Lamin Sanneh, the D. Willis James Professor of Missions and World Christianity, was a featured guest recently on the Connecticut Public Radio station WNPR in Hartford, speaking on the topic of Islamic worship traditions. An expert in interfaith relations, and Christian-Muslim relations in particular, Sanneh is series editor of the multi-volume Oxford Studies in World Christianity. He also serves as director of the newly created World Christianity Initiative at Yale and is a member of the Vatican’s Pontifical Commission on Religious Relations with Muslims.
Former YDS Dean Richard Wood ’65 Ph.D. has been awarded the Order of the Rising Sun by the government of Japan, the second highest honor conferred by the government. A ceremony will be at the Consul-General's residence in New York on Jan 22. Wood has served as interim president of the Japan Society and as chair of the Japan-U.S. Friendship Commission in Washington, D.C. He served a four-year term as dean at YDS from 1996-2000. From 2001-2006 he was president of the United Board for Christian Higher Education.
"Our attendance is staying the same and increasing a little bit. In this time of chaos, a community of faith can offer grounding and certainty amidst the turmoil." Brandon Johnson ’08 M.Div., associate minister at the United Church of Santa Fe, Santa Fe (New Mexico) Reporter, Nov. 25, 2009, in a story about church finances amid the financial decline.
Claude Welch ’45 B.D., ’50 Ph.D., former dean, president, and professor emeritus of historical theology at the Graduate Theological Union (GTU), died Nov. 6. He served as Graduate Theological Union Dean and President from 1971 to 1982 and as Dean from 1982 to 1987, when he retired. He taught 19th Century Theology throughout his career, and authored several books, among them Protestant Theology, co-authored with John Dillenberger, 1954; and the seminal 2-volume Protestant Thought in the Nineteenth Century, 1985.
Karl Phillip ’43 B.D. died at his home in Madison, CT on Oct. 23 at the age of 93. During his long career as a minister, he served a number of congregations, including Cadman Memorial Church in Brooklyn, NY, Sauguoit Valley Larger Parish in New York, the First Congregational Church in Mt. Vernon, OH, and Old Stone Church (UCC) in East Haven, CT. In 1966 he became Area Minister for the UCC Massachusetts Conference staff.
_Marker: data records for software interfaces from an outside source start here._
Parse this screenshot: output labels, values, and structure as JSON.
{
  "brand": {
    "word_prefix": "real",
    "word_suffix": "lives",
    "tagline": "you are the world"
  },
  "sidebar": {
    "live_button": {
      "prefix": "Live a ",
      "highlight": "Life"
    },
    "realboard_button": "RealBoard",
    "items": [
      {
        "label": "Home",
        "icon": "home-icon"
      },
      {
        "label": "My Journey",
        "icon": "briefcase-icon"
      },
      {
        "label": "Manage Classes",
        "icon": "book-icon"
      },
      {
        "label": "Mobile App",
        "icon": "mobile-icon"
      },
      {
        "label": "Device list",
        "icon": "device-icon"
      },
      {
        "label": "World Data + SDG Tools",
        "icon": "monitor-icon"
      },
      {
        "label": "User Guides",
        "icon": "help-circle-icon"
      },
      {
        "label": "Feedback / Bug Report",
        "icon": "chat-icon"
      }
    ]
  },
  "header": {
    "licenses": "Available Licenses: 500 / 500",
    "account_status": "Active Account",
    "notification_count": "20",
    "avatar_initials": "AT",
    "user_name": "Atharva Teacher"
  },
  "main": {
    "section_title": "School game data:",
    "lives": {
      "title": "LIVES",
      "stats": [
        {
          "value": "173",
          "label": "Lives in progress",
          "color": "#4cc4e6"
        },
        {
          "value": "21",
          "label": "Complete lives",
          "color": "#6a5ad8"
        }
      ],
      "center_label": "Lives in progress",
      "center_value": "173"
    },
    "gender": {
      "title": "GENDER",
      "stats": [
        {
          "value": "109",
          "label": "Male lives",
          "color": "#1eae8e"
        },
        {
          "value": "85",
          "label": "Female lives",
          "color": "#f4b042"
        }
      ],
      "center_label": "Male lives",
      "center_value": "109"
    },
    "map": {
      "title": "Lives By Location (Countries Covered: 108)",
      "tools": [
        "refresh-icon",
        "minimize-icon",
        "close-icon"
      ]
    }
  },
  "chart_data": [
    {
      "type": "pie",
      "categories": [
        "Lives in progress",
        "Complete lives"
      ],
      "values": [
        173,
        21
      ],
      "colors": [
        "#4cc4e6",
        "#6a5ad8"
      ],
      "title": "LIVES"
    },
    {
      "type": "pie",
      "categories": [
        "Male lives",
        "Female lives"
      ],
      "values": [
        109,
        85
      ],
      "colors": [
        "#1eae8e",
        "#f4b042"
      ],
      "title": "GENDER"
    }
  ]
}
His last parish before retirement was the Congregational Church of Boothbay Harbor, ME.
“Evangelical Christianity is growing in many parts of the world, and accompanying that growth has been a resurgence of Calvinist theology. In that context, Edwards is attractive not only because he is probably the greatest Calvinist theologian other than John Calvin himself, but because he also was a great defender of religious revivals, which are the source of evangelical worldwide growth.” George Marsden ’65 Ph.D., Nov. 30, 2009, Yale Daily News, in an article about overseas expansion of the Jonathan Edwards Center at Yale.
"I would use the terms progressive and unabashedly Christian. Jesus was not about excluding people. He reached out to those who were marginalized and oppressed. Gay and lesbian people, just as Africans who were enslaved, have been marginalized and oppressed in our society." Geoffrey Black ’72 M.A.R. and president of the United Church of Christ, Dec. 1, 2009, The Christian Century, in an article describing the UCC titled “On hot-button issues, UCC is anything but reserved.
Eun Young Hwang ’10 M.A.R., was awarded a $1,000 first-place prize for his essay examining today’s environmental crisis in light of Calvin’s image of God and justice. Results of the essay competition were announced Oct. 30 by the World Alliance of Reformed Churches, which coordinates the annual competition on behalf of the Lombard Prize Committee. The award is named for the Genevan banker, Georges Lombard, who served as WARC’s General Treasurer from 1948 to 1970.